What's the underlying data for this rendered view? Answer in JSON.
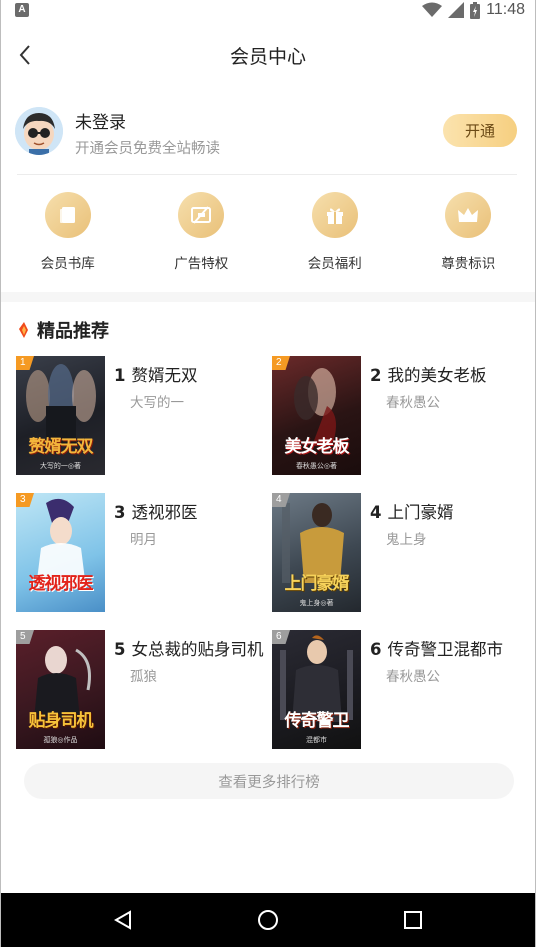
{
  "status_bar": {
    "time": "11:48",
    "left_badge": "A"
  },
  "header": {
    "title": "会员中心",
    "back_icon": "chevron-left-icon"
  },
  "user": {
    "name": "未登录",
    "subtitle": "开通会员免费全站畅读",
    "open_button": "开通"
  },
  "privileges": [
    {
      "label": "会员书库",
      "icon": "book-icon"
    },
    {
      "label": "广告特权",
      "icon": "no-ads-icon"
    },
    {
      "label": "会员福利",
      "icon": "gift-icon"
    },
    {
      "label": "尊贵标识",
      "icon": "crown-icon"
    }
  ],
  "section": {
    "title": "精品推荐"
  },
  "books": [
    {
      "rank": "1",
      "num": "1",
      "title": "赘婿无双",
      "author": "大写的一",
      "cover_text": "赘婿无双",
      "cover_author": "大写的一◎著",
      "tag_color": "#f59a23"
    },
    {
      "rank": "2",
      "num": "2",
      "title": "我的美女老板",
      "author": "春秋愚公",
      "cover_text": "美女老板",
      "cover_author": "春秋愚公◎著",
      "tag_color": "#f59a23"
    },
    {
      "rank": "3",
      "num": "3",
      "title": "透视邪医",
      "author": "明月",
      "cover_text": "透视邪医",
      "cover_author": "",
      "tag_color": "#f59a23"
    },
    {
      "rank": "4",
      "num": "4",
      "title": "上门豪婿",
      "author": "鬼上身",
      "cover_text": "上门豪婿",
      "cover_author": "鬼上身◎著",
      "tag_color": "#9e9e9e"
    },
    {
      "rank": "5",
      "num": "5",
      "title": "女总裁的贴身司机",
      "author": "孤狼",
      "cover_text": "贴身司机",
      "cover_author": "孤狼◎作品",
      "tag_color": "#9e9e9e"
    },
    {
      "rank": "6",
      "num": "6",
      "title": "传奇警卫混都市",
      "author": "春秋愚公",
      "cover_text": "传奇警卫",
      "cover_author": "混都市",
      "tag_color": "#9e9e9e"
    }
  ],
  "more_button": "查看更多排行榜",
  "nav": {
    "back": "nav-back-icon",
    "home": "nav-home-icon",
    "recents": "nav-recents-icon"
  }
}
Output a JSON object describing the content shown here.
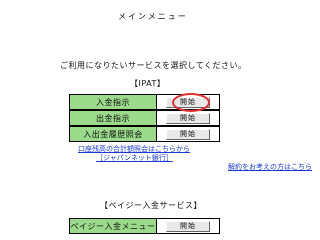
{
  "header": {
    "title": "メインメニュー"
  },
  "intro": "ご利用になりたいサービスを選択してください。",
  "ipat": {
    "heading": "【IPAT】",
    "rows": [
      {
        "label": "入金指示",
        "button": "開始"
      },
      {
        "label": "出金指示",
        "button": "開始"
      },
      {
        "label": "入出金履歴照会",
        "button": "開始"
      }
    ],
    "link1": "口座残高の合計額照会はこちらから",
    "link2": "［ジャパンネット銀行］",
    "link3": "解約をお考えの方はこちら"
  },
  "pay": {
    "heading": "【ペイジー入金サービス】",
    "rows": [
      {
        "label": "ペイジー入金メニュー",
        "button": "開始"
      }
    ]
  },
  "colors": {
    "label_bg": "#9bd98b",
    "link": "#1a3bd1",
    "highlight": "#e03030"
  }
}
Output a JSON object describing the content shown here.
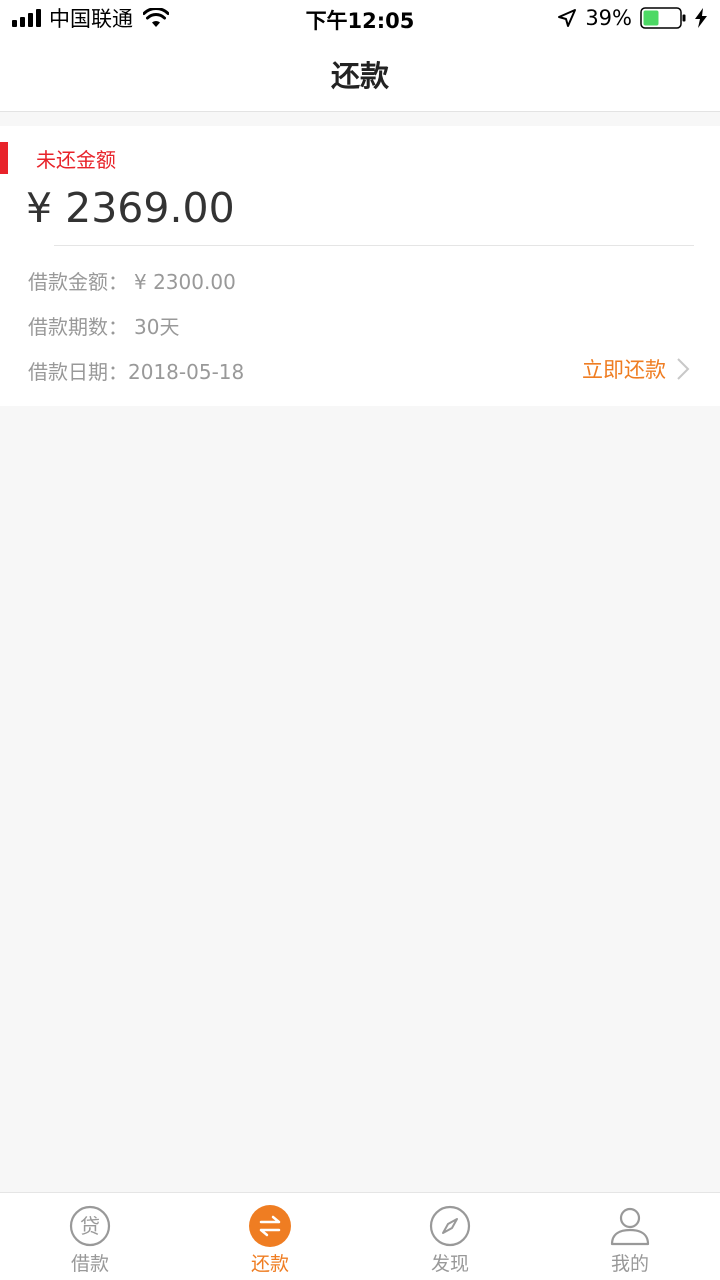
{
  "status_bar": {
    "carrier": "中国联通",
    "time": "下午12:05",
    "battery": "39%"
  },
  "nav": {
    "title": "还款"
  },
  "card": {
    "label": "未还金额",
    "amount": "¥ 2369.00",
    "loan_amount_label": "借款金额：",
    "loan_amount_value": "¥ 2300.00",
    "loan_term_label": "借款期数：",
    "loan_term_value": "30天",
    "loan_date_label": "借款日期：",
    "loan_date_value": "2018-05-18",
    "repay_button": "立即还款"
  },
  "tabs": [
    {
      "label": "借款",
      "icon": "loan-icon",
      "active": false
    },
    {
      "label": "还款",
      "icon": "repay-icon",
      "active": true
    },
    {
      "label": "发现",
      "icon": "compass-icon",
      "active": false
    },
    {
      "label": "我的",
      "icon": "user-icon",
      "active": false
    }
  ],
  "colors": {
    "accent": "#ef7d22",
    "alert": "#e8232a",
    "muted": "#999999"
  }
}
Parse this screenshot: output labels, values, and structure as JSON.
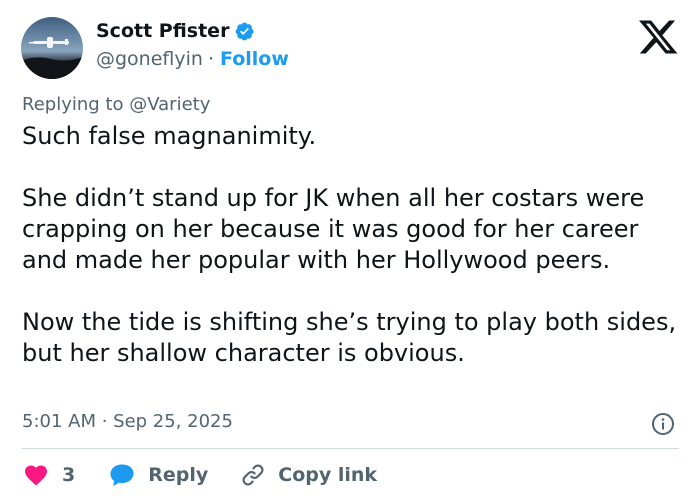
{
  "author": {
    "display_name": "Scott Pfister",
    "handle": "@goneflyin",
    "separator": "·",
    "follow_label": "Follow",
    "verified": true,
    "avatar_icon": "airplane-avatar"
  },
  "reply_context": {
    "prefix": "Replying to",
    "mention": "@Variety"
  },
  "tweet": {
    "paragraphs": [
      "Such false magnanimity.",
      "She didn’t stand up for JK when all her costars were crapping on her because it was good for her career and made her popular with her Hollywood peers.",
      "Now the tide is shifting she’s trying to play both sides, but her shallow character is obvious."
    ],
    "timestamp": "5:01 AM · Sep 25, 2025"
  },
  "actions": {
    "like_count": "3",
    "reply_label": "Reply",
    "copy_link_label": "Copy link"
  },
  "icons": {
    "logo": "x-logo-icon",
    "verified": "verified-badge-icon",
    "info": "info-icon",
    "like": "heart-icon",
    "reply": "speech-bubble-icon",
    "copy": "link-icon"
  },
  "colors": {
    "text": "#0f1419",
    "secondary": "#536471",
    "accent": "#1d9bf0",
    "like": "#f91880",
    "divider": "#cfd9de"
  }
}
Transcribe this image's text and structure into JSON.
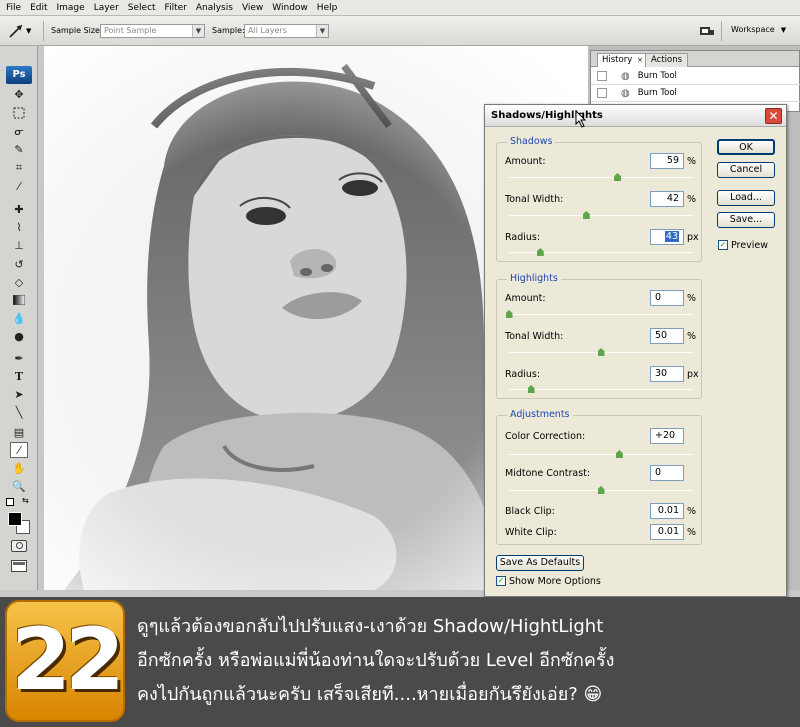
{
  "menu": [
    "File",
    "Edit",
    "Image",
    "Layer",
    "Select",
    "Filter",
    "Analysis",
    "View",
    "Window",
    "Help"
  ],
  "options": {
    "sample_size_label": "Sample Size:",
    "sample_size_value": "Point Sample",
    "sample_label": "Sample:",
    "sample_value": "All Layers",
    "workspace_label": "Workspace"
  },
  "toolbox": {
    "logo": "Ps",
    "tools": [
      "move-tool-icon",
      "marquee-tool-icon",
      "lasso-tool-icon",
      "quick-select-icon",
      "crop-tool-icon",
      "eyedropper-icon",
      "healing-brush-icon",
      "brush-tool-icon",
      "clone-stamp-icon",
      "history-brush-icon",
      "eraser-icon",
      "gradient-icon",
      "blur-icon",
      "dodge-icon",
      "pen-tool-icon",
      "type-tool-icon",
      "path-select-icon",
      "line-tool-icon",
      "notes-icon",
      "color-sampler-icon",
      "hand-tool-icon",
      "zoom-tool-icon"
    ]
  },
  "history_panel": {
    "tabs": [
      "History",
      "Actions"
    ],
    "items": [
      "Burn Tool",
      "Burn Tool"
    ]
  },
  "dialog": {
    "title": "Shadows/Highlights",
    "shadows": {
      "label": "Shadows",
      "amount_label": "Amount:",
      "amount": "59",
      "amount_unit": "%",
      "amount_level": 59,
      "tonal_label": "Tonal Width:",
      "tonal": "42",
      "tonal_unit": "%",
      "tonal_level": 42,
      "radius_label": "Radius:",
      "radius": "43",
      "radius_unit": "px",
      "radius_level": 17
    },
    "highlights": {
      "label": "Highlights",
      "amount_label": "Amount:",
      "amount": "0",
      "amount_unit": "%",
      "amount_level": 0,
      "tonal_label": "Tonal Width:",
      "tonal": "50",
      "tonal_unit": "%",
      "tonal_level": 50,
      "radius_label": "Radius:",
      "radius": "30",
      "radius_unit": "px",
      "radius_level": 12
    },
    "adjustments": {
      "label": "Adjustments",
      "color_label": "Color Correction:",
      "color": "+20",
      "color_level": 60,
      "midtone_label": "Midtone Contrast:",
      "midtone": "0",
      "midtone_level": 50,
      "black_label": "Black Clip:",
      "black": "0.01",
      "black_unit": "%",
      "white_label": "White Clip:",
      "white": "0.01",
      "white_unit": "%"
    },
    "buttons": {
      "ok": "OK",
      "cancel": "Cancel",
      "load": "Load...",
      "save": "Save..."
    },
    "preview_label": "Preview",
    "save_defaults": "Save As Defaults",
    "show_more": "Show More Options"
  },
  "banner": {
    "step_number": "22",
    "line1": "ดูๆแล้วต้องขอกลับไปปรับแสง-เงาด้วย Shadow/HightLight",
    "line2": "อีกซักครั้ง หรือพ่อแม่พี่น้องท่านใดจะปรับด้วย Level อีกซักครั้ง",
    "line3": "คงไปกันถูกแล้วนะครับ เสร็จเสียที....หายเมื่อยกันรึยังเอ่ย? 😁"
  },
  "colors": {
    "dialog_bg": "#ece9d8",
    "group_label": "#2046b0",
    "slider_thumb": "#5ea64a",
    "badge": "#f0a020",
    "banner_bg": "#4a4a4a"
  }
}
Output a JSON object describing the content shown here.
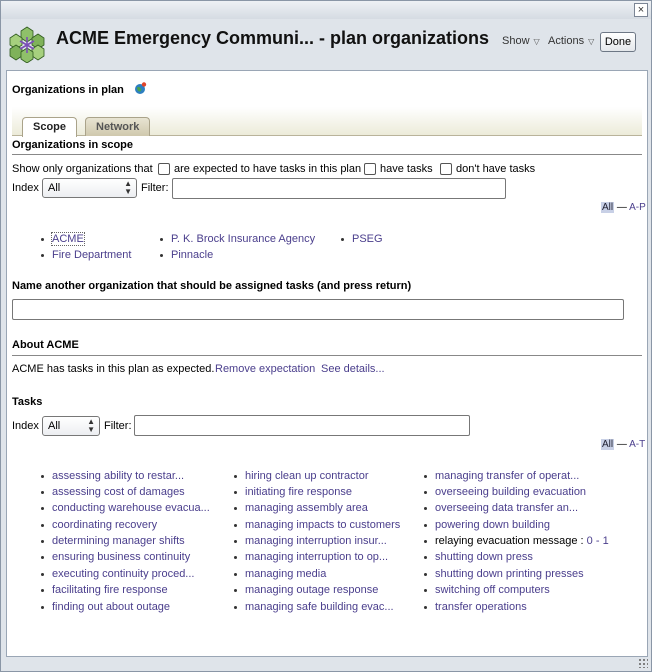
{
  "window": {
    "title": "ACME Emergency Communi... - plan organizations",
    "close_glyph": "×",
    "show_label": "Show",
    "actions_label": "Actions",
    "done_label": "Done"
  },
  "panel": {
    "title": "Organizations in plan",
    "tabs": [
      {
        "label": "Scope",
        "active": true
      },
      {
        "label": "Network",
        "active": false
      }
    ],
    "scope_title": "Organizations in scope",
    "filter_row": {
      "show_only_label": "Show only organizations that",
      "options": [
        {
          "label": "are expected to have tasks in this plan",
          "checked": false
        },
        {
          "label": "have tasks",
          "checked": false
        },
        {
          "label": "don't have tasks",
          "checked": false
        }
      ]
    },
    "org_index": {
      "index_label": "Index",
      "selected": "All",
      "filter_label": "Filter:",
      "filter_value": "",
      "alpha_all": "All",
      "alpha_sep": "—",
      "alpha_range": "A-P"
    },
    "organizations": [
      [
        "ACME",
        "Fire Department"
      ],
      [
        "P. K. Brock Insurance Agency",
        "Pinnacle"
      ],
      [
        "PSEG"
      ]
    ],
    "assign_title": "Name another organization that should be assigned tasks (and press return)",
    "assign_value": "",
    "about": {
      "title": "About ACME",
      "text": "ACME has tasks in this plan as expected.",
      "remove_link": "Remove expectation",
      "details_link": "See details..."
    },
    "tasks": {
      "title": "Tasks",
      "index_label": "Index",
      "selected": "All",
      "filter_label": "Filter:",
      "filter_value": "",
      "alpha_all": "All",
      "alpha_sep": "—",
      "alpha_range": "A-T",
      "columns": [
        [
          "assessing ability to restar...",
          "assessing cost of damages",
          "conducting warehouse evacua...",
          "coordinating recovery",
          "determining manager shifts",
          "ensuring business continuity",
          "executing continuity proced...",
          "facilitating fire response",
          "finding out about outage"
        ],
        [
          "hiring clean up contractor",
          "initiating fire response",
          "managing assembly area",
          "managing impacts to customers",
          "managing interruption insur...",
          "managing interruption to op...",
          "managing media",
          "managing outage response",
          "managing safe building evac..."
        ],
        [
          "managing transfer of operat...",
          "overseeing building evacuation",
          "overseeing data transfer an...",
          "powering down building",
          "relaying evacuation message :",
          "shutting down press",
          "shutting down printing presses",
          "switching off computers",
          "transfer operations"
        ]
      ],
      "relay_links": {
        "first": "0",
        "sep": "-",
        "second": "1"
      }
    }
  },
  "colors": {
    "link": "#4a3e8c",
    "tab_bar": "#ecebd9",
    "window_bg": "#dfe4ea"
  }
}
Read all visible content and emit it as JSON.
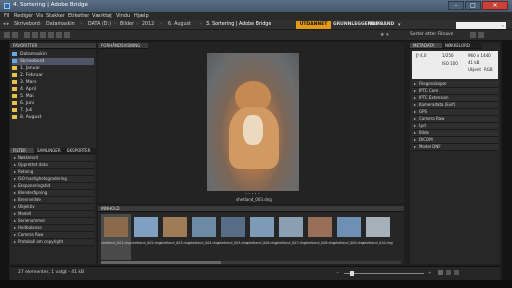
{
  "window": {
    "title": "4. Sortering | Adobe Bridge",
    "min": "–",
    "max": "□",
    "close": "✕"
  },
  "menu": [
    "Fil",
    "Redigér",
    "Vis",
    "Stakker",
    "Etiketter",
    "Værktøj",
    "Vindu",
    "Hjælp"
  ],
  "path": [
    "Skrivebord",
    "Datamaskin",
    "DATA (D:)",
    "Bilder",
    "2012",
    "6. August",
    "3. Sortering | Adobe Bridge"
  ],
  "workspaces": [
    "UTDANNET",
    "GRUNNLEGGENDE",
    "FILMBÅND"
  ],
  "search_placeholder": "",
  "toolbar": {
    "sort_label": "Sorter etter Filnavn"
  },
  "left": {
    "favorites_tab": "FAVORITTER",
    "favorites": [
      {
        "label": "Datamaskin",
        "icon": "computer"
      },
      {
        "label": "Skrivebord",
        "icon": "desktop"
      },
      {
        "label": "1. Januar",
        "icon": "folder"
      },
      {
        "label": "2. Februar",
        "icon": "folder"
      },
      {
        "label": "3. Mars",
        "icon": "folder"
      },
      {
        "label": "4. April",
        "icon": "folder"
      },
      {
        "label": "5. Mai",
        "icon": "folder"
      },
      {
        "label": "6. Juni",
        "icon": "folder"
      },
      {
        "label": "7. Juli",
        "icon": "folder"
      },
      {
        "label": "8. August",
        "icon": "folder"
      }
    ],
    "filter_tabs": [
      "FILTER",
      "SAMLINGER",
      "EKSPORTER"
    ],
    "filters": [
      "Nøkkelord",
      "Opprettet data",
      "Retning",
      "ISO-hastighetsgradering",
      "Eksponeringstid",
      "Blenderåpning",
      "Brennvidde",
      "Objektiv",
      "Modell",
      "Serienummer",
      "Hvitbalanse",
      "Camera Raw",
      "Protokoll om copyright"
    ]
  },
  "preview": {
    "tab": "FORHÅNDSVISNING",
    "caption": "shetland_003.dng",
    "dots": "• • • • •"
  },
  "content": {
    "tab": "INNHOLD",
    "thumbs": [
      {
        "name": "shetland_001.dng",
        "color": "#8a6a4a"
      },
      {
        "name": "shetland_002.dng",
        "color": "#7fa0c0"
      },
      {
        "name": "shetland_003.dng",
        "color": "#a07b58"
      },
      {
        "name": "shetland_004.dng",
        "color": "#6d8aa4"
      },
      {
        "name": "shetland_005.dng",
        "color": "#576d86"
      },
      {
        "name": "shetland_006.dng",
        "color": "#7d9ab6"
      },
      {
        "name": "shetland_007.dng",
        "color": "#8aa0b2"
      },
      {
        "name": "shetland_008.dng",
        "color": "#9a6f5a"
      },
      {
        "name": "shetland_009.dng",
        "color": "#6f90b5"
      },
      {
        "name": "shetland_010.dng",
        "color": "#a5b0b8"
      }
    ]
  },
  "right": {
    "tabs": [
      "METADATA",
      "NØKKELORD"
    ],
    "camera": {
      "aperture": "ƒ/ 4,0",
      "shutter": "1/250",
      "iso": "ISO 100",
      "dims": "960 x 1440",
      "size": "41 kB",
      "colorspace": "Ukjent",
      "color": "RGB"
    },
    "sections": [
      "Filegenskaper",
      "IPTC Core",
      "IPTC Extension",
      "Kameradata (Exif)",
      "GPS",
      "Camera Raw",
      "Lyd",
      "Bilde",
      "DICOM",
      "Model DNF"
    ]
  },
  "status": {
    "text": "27 elementer, 1 valgt - 41 kB"
  }
}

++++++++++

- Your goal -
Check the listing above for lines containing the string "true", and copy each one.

- Finished exercise -
      "active": true
    "verified": true,
        "active": true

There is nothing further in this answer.